• **Exercise aim**: Repeat verbatim each line from the line with "Transcribe this image's" to the end of the entries. Pictures do not belong in the copy.

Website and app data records

*****

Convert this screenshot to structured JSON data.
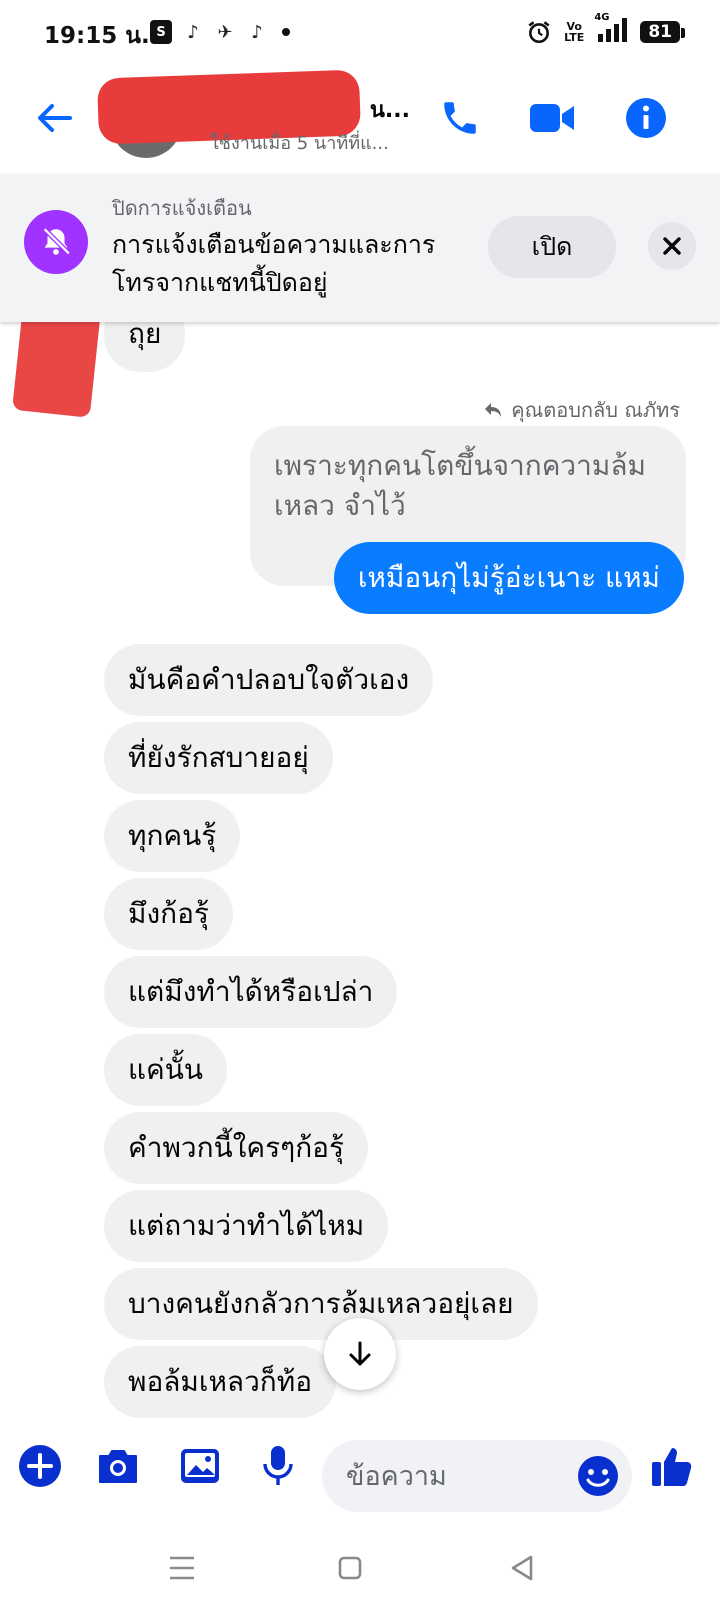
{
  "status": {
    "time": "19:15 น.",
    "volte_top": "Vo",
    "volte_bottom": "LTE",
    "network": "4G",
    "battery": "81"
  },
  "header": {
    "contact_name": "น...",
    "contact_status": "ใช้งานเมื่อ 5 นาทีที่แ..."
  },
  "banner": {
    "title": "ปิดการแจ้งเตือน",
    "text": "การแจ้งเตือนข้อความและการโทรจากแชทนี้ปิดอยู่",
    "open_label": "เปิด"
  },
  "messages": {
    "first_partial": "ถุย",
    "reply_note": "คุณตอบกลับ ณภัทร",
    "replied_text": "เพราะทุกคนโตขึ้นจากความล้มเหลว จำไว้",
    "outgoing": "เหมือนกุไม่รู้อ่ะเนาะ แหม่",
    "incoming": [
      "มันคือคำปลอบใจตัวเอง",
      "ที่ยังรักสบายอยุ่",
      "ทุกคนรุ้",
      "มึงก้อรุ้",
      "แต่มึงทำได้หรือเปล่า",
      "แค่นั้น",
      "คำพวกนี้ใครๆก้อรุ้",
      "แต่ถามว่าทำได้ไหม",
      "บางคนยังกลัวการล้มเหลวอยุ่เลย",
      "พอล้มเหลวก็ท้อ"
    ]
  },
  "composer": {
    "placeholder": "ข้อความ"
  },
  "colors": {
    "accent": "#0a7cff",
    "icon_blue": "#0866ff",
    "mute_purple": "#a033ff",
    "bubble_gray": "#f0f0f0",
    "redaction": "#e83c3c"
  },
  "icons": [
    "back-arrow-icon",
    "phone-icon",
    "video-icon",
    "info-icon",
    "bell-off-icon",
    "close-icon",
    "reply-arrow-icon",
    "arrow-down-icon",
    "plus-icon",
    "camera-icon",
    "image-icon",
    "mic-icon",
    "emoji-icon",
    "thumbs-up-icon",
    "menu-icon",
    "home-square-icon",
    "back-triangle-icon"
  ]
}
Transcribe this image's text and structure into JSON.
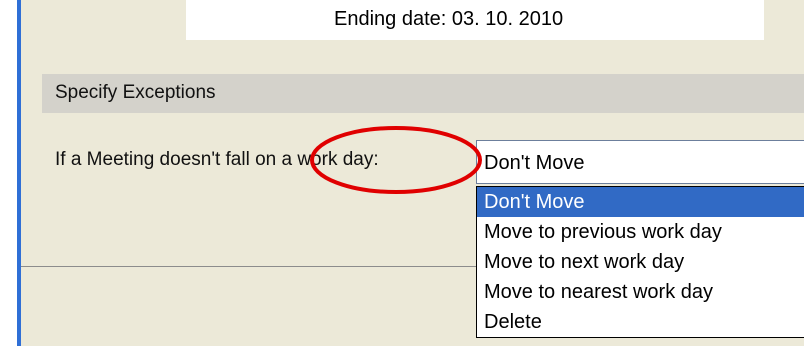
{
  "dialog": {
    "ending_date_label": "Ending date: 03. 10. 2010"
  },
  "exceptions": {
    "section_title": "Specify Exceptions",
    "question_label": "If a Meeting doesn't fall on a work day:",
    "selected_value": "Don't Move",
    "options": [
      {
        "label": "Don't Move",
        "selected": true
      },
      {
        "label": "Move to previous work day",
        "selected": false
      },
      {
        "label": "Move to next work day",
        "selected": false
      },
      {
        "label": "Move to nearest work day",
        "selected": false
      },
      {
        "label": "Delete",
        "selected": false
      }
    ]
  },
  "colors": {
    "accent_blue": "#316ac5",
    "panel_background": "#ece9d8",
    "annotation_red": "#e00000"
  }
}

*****

• **Solution to the problem**:
Transcribe this image's text and structure into JSON.
{
  "dialog": {
    "ending_date_label": "Ending date: 03. 10. 2010"
  },
  "exceptions": {
    "section_title": "Specify Exceptions",
    "question_label": "If a Meeting doesn't fall on a work day:",
    "selected_value": "Don't Move",
    "options": [
      {
        "label": "Don't Move",
        "selected": true
      },
      {
        "label": "Move to previous work day",
        "selected": false
      },
      {
        "label": "Move to next work day",
        "selected": false
      },
      {
        "label": "Move to nearest work day",
        "selected": false
      },
      {
        "label": "Delete",
        "selected": false
      }
    ]
  },
  "colors": {
    "accent_blue": "#316ac5",
    "panel_background": "#ece9d8",
    "annotation_red": "#e00000"
  }
}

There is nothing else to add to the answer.